───── Provided data

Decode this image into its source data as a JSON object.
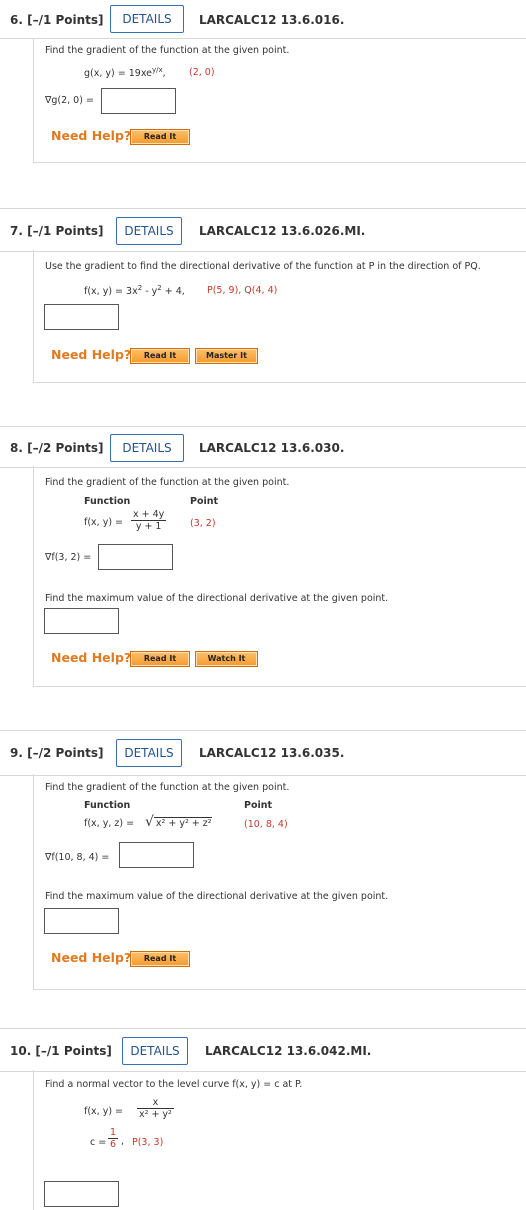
{
  "questions": [
    {
      "num": "6. [–/1 Points]",
      "details": "DETAILS",
      "code": "LARCALC12 13.6.016.",
      "prompt": "Find the gradient of the function at the given point.",
      "func_left": "g(x, y) = 19xe",
      "func_exp": "y/x",
      "func_point": "(2, 0)",
      "answer_label": "∇g(2, 0) =",
      "help_label": "Need Help?",
      "buttons": [
        "Read It"
      ]
    },
    {
      "num": "7. [–/1 Points]",
      "details": "DETAILS",
      "code": "LARCALC12 13.6.026.MI.",
      "prompt": "Use the gradient to find the directional derivative of the function at P in the direction of PQ.",
      "func": "f(x, y) = 3x",
      "func_rest": " - y",
      "func_rest2": " + 4,",
      "func_points": "P(5, 9), Q(4, 4)",
      "help_label": "Need Help?",
      "buttons": [
        "Read It",
        "Master It"
      ]
    },
    {
      "num": "8. [–/2 Points]",
      "details": "DETAILS",
      "code": "LARCALC12 13.6.030.",
      "prompt": "Find the gradient of the function at the given point.",
      "col_function": "Function",
      "col_point": "Point",
      "func_lhs": "f(x, y) =",
      "frac_num": "x + 4y",
      "frac_den": "y + 1",
      "point": "(3, 2)",
      "answer_label": "∇f(3, 2) =",
      "prompt2": "Find the maximum value of the directional derivative at the given point.",
      "help_label": "Need Help?",
      "buttons": [
        "Read It",
        "Watch It"
      ]
    },
    {
      "num": "9. [–/2 Points]",
      "details": "DETAILS",
      "code": "LARCALC12 13.6.035.",
      "prompt": "Find the gradient of the function at the given point.",
      "col_function": "Function",
      "col_point": "Point",
      "func_lhs": "f(x, y, z) =",
      "sqrt_inner": "x² + y² + z²",
      "point": "(10, 8, 4)",
      "answer_label": "∇f(10, 8, 4) =",
      "prompt2": "Find the maximum value of the directional derivative at the given point.",
      "help_label": "Need Help?",
      "buttons": [
        "Read It"
      ]
    },
    {
      "num": "10. [–/1 Points]",
      "details": "DETAILS",
      "code": "LARCALC12 13.6.042.MI.",
      "prompt": "Find a normal vector to the level curve f(x, y) = c at P.",
      "func_lhs": "f(x, y) =",
      "frac_num": "x",
      "frac_den": "x² + y²",
      "c_lhs": "c =",
      "c_num": "1",
      "c_den": "6",
      "point": "P(3, 3)"
    }
  ]
}
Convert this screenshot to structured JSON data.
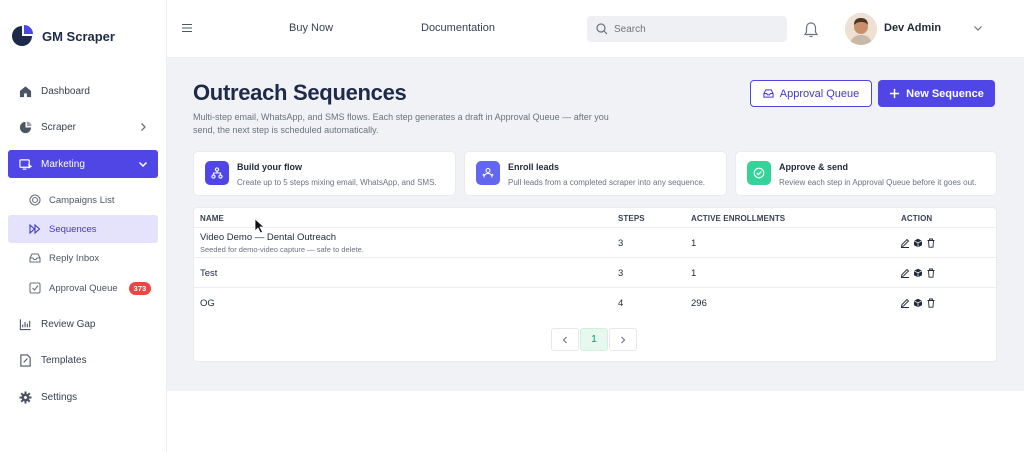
{
  "app": {
    "name": "GM Scraper"
  },
  "sidebar": {
    "items": [
      {
        "label": "Dashboard",
        "icon": "home-icon"
      },
      {
        "label": "Scraper",
        "icon": "scraper-icon"
      },
      {
        "label": "Marketing",
        "icon": "marketing-icon"
      },
      {
        "label": "Review Gap",
        "icon": "chart-icon"
      },
      {
        "label": "Templates",
        "icon": "template-icon"
      },
      {
        "label": "Settings",
        "icon": "gear-icon"
      }
    ],
    "marketing_sub": [
      {
        "label": "Campaigns List",
        "icon": "target-icon"
      },
      {
        "label": "Sequences",
        "icon": "sequence-icon"
      },
      {
        "label": "Reply Inbox",
        "icon": "inbox-icon"
      },
      {
        "label": "Approval Queue",
        "icon": "checkbox-icon",
        "badge": "373"
      }
    ]
  },
  "topbar": {
    "links": [
      "Buy Now",
      "Documentation"
    ],
    "search_placeholder": "Search",
    "user_name": "Dev Admin"
  },
  "page": {
    "title": "Outreach Sequences",
    "description": "Multi-step email, WhatsApp, and SMS flows. Each step generates a draft in Approval Queue — after you send, the next step is scheduled automatically.",
    "approval_button": "Approval Queue",
    "new_button": "New Sequence"
  },
  "cards": [
    {
      "title": "Build your flow",
      "text": "Create up to 5 steps mixing email, WhatsApp, and SMS.",
      "color": "#4f46e5"
    },
    {
      "title": "Enroll leads",
      "text": "Pull leads from a completed scraper into any sequence.",
      "color": "#6366f1"
    },
    {
      "title": "Approve & send",
      "text": "Review each step in Approval Queue before it goes out.",
      "color": "#34d399"
    }
  ],
  "table": {
    "headers": [
      "NAME",
      "STEPS",
      "ACTIVE ENROLLMENTS",
      "ACTION"
    ],
    "rows": [
      {
        "name": "Video Demo — Dental Outreach",
        "sub": "Seeded for demo-video capture — safe to delete.",
        "steps": "3",
        "active": "1"
      },
      {
        "name": "Test",
        "sub": "",
        "steps": "3",
        "active": "1"
      },
      {
        "name": "OG",
        "sub": "",
        "steps": "4",
        "active": "296"
      }
    ]
  },
  "pagination": {
    "current": "1"
  },
  "colors": {
    "accent": "#4f46e5",
    "badge": "#ef4444",
    "page_bg": "#f1f2f6"
  }
}
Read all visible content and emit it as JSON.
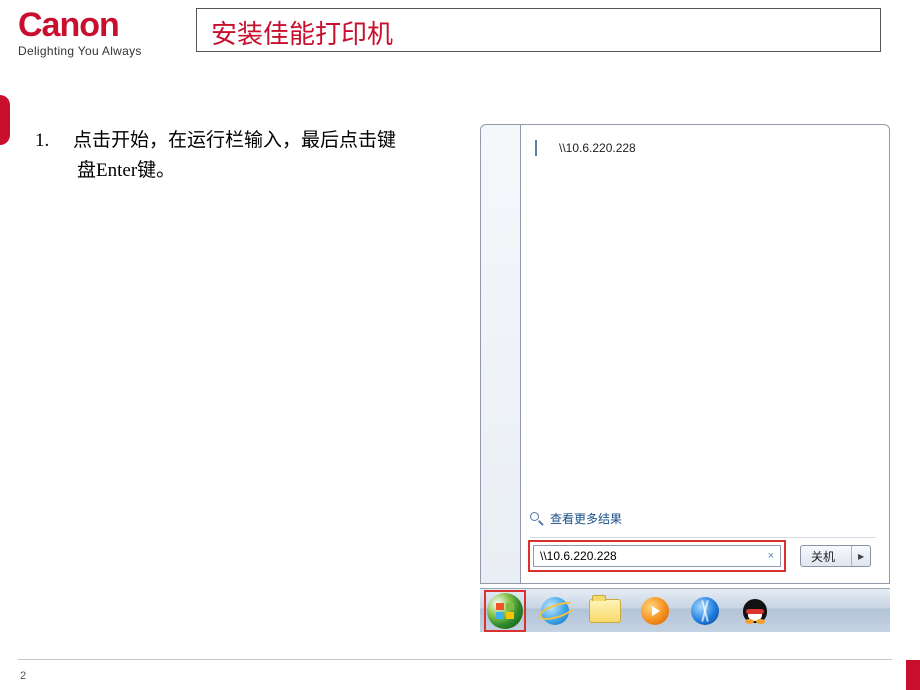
{
  "logo": {
    "text": "Canon",
    "tagline": "Delighting You Always"
  },
  "title": "安装佳能打印机",
  "instruction": {
    "num": "1.",
    "line1": "点击开始，在运行栏输入，最后点击键",
    "line2": "盘Enter键。"
  },
  "start_menu": {
    "result": "\\\\10.6.220.228",
    "see_more": "查看更多结果",
    "search_value": "\\\\10.6.220.228",
    "clear": "×",
    "shutdown": "关机",
    "arrow": "▶"
  },
  "taskbar": {
    "start": "start-button",
    "icons": [
      "ie",
      "explorer",
      "wmp",
      "blue-app",
      "qq"
    ]
  },
  "page_number": "2"
}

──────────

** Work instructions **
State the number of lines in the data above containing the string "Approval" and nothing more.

** Solution to this task **
4